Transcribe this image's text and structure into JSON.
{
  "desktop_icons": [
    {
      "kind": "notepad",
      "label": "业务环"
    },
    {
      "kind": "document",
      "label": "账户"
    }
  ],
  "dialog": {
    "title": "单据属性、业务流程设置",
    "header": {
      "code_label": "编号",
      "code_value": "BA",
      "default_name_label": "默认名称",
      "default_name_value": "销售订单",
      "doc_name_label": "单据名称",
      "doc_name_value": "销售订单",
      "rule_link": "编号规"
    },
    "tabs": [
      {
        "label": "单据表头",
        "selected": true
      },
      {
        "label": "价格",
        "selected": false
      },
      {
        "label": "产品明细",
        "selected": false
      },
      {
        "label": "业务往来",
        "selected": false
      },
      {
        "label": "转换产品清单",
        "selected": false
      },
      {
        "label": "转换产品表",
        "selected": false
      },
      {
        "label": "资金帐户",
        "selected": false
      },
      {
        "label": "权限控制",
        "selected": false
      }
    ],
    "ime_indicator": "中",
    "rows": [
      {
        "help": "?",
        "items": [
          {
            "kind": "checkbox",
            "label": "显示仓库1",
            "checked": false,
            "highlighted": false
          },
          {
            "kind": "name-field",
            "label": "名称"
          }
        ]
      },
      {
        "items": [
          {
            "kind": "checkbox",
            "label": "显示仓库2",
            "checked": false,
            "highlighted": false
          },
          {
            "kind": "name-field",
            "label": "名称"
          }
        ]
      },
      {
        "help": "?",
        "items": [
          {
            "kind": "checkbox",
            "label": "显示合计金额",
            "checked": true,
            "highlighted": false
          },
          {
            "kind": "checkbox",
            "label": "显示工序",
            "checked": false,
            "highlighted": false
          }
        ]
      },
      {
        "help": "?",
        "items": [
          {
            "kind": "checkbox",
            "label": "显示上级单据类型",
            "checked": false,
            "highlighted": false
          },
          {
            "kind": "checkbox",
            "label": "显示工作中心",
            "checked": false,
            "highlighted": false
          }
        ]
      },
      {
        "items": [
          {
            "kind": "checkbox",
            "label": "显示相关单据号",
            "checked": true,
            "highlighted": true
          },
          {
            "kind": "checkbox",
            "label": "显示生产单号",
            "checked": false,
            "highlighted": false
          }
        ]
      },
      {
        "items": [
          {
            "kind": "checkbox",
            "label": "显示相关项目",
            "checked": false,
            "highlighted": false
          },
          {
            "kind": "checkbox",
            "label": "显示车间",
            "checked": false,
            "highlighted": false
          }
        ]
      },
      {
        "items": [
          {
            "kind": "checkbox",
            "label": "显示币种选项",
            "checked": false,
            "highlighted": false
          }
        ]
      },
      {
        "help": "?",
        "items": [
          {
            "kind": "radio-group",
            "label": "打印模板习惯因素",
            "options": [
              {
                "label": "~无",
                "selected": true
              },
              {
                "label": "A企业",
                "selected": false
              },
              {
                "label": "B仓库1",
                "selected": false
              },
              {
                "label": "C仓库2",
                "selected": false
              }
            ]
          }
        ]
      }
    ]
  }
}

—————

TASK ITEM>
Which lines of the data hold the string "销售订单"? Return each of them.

REPLY TO THE EXERCISE>
      "default_name_value": "销售订单",
      "doc_name_value": "销售订单",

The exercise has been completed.